Ricciardi: I think she has an arc, and my hope would be that viewers believe they have a better sense of our subjects—or our characters, for lack of a better word—by the time they’ve gone on another ten-episode journey with them. Because this is a narrative documentary, and the people in the story, their character is revealed by their behavior. When you’re on a journey with someone like Kathleen Zellner, who’s quite active, I think in a way it reveals her character. We’ve heard people describe her as determined, and tenacious, and thorough, and all of those things. I think viewers can decide for themselves when they go on the journey of this chapter of the story what they believe is revealed about her particular character.
We’re very grateful to Kathleen, and to Steven, of course—because he’s the client, and it’s ultimately up to him whether or not we’re granted that type of access. We have a long history with Steven Avery and his family, and I believe we’ve earned their trust. I think when we met Kathleen, we understood that, for her, her threshold issue in taking any case at the post-conviction stage is about satisfying herself that the client is innocent; that she believes the person has been wrongly convicted, and is wrongly imprisoned, and she wants to right a wrong.

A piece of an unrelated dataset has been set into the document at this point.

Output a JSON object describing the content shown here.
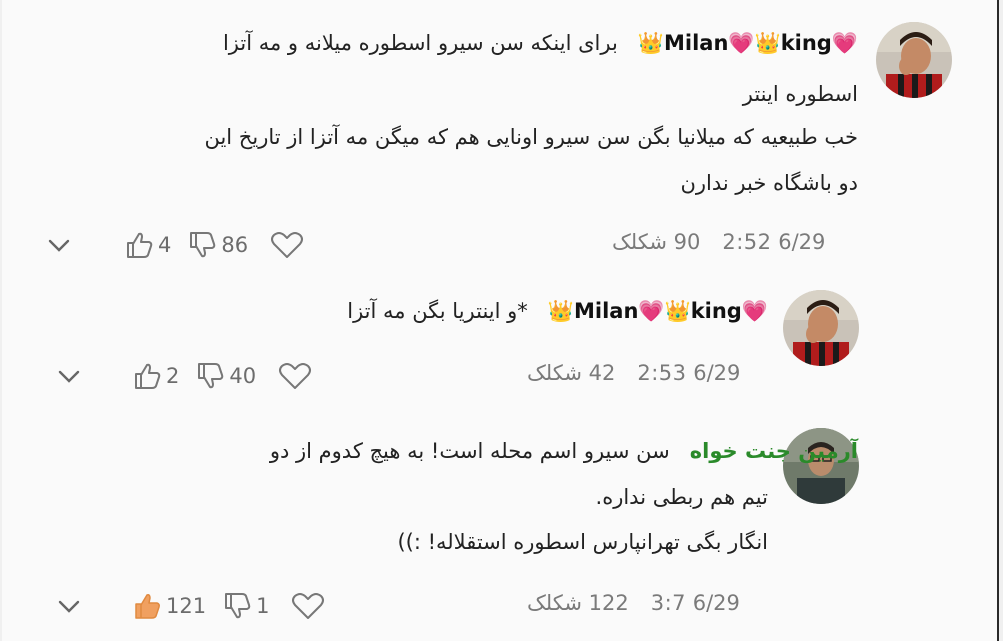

Both she and Steven said we have nothing to hide, we’re in favor of transparency, and we want to encourage the other side to be more transparent, so you can document what we’re doing.
I think it’s also important to keep in mind about Kathleen that she says, in different ways in the ten episodes, that if she were to do testing that would tend to prove Steven’s guilt, she would probably withdraw from his case. She has a history of doing that, actually. She’s told us that that’s happened to her in the past, and she’s withdrawn. It’s very different to be representing someone like Steven Avery in a post-conviction phase versus the pre-trial phase, where a defense attorney or trial lawyer might not want to know whether or not their client committed the crime, and is just focused on zealously representing a person, and ensuring that the process is fair and that their constitutional rights are protected.
How difficult is it to strike a balance between maintaining some objective distance, and wanting to affect change? Is that the most challenging part of making the show?
Demos: I think it comes down to the rigor of our process, and having boundaries, and knowing what the question is going in, and staying true to that. As Laura mentioned, this is a narrative documentary. We have a protagonist, Steven Avery, and he has a loss, and he has a goal. There are obstacles in his way, and we’re on that journey with him and with other characters.
What you see represented is people’s experiences. One of our rules of thumb is that we only speak to people who are directly involved in the case, and are in the story, and are affected by it. Perhaps none of those people are objective; they’re involved, and they’re representing their points of view, and that’s what we’re reflecting back. I think documentary and journalism are quite different, because we’re storytellers, and we’re following a character, and when somebody has opened up to us, and trusted us, and shared their experiences, our job is to represent that accurately to the best of our ability with each person that does that with us. It’s not very difficult to do that, or very complicated, because there are rules and ethics to that, and we’re clear on our boundaries and our job.
Given that Steven and Brendan are still imprisoned and working to exonerate themselves, is a season three inevitable?
Ricciardi: It’s very up in the air. Real life continues, as it always does. But there are questions to be asked about what’s happening: Do we have access? What does the story offer? So we’re open, and as usual, asking questions. But nothing is inevitable here.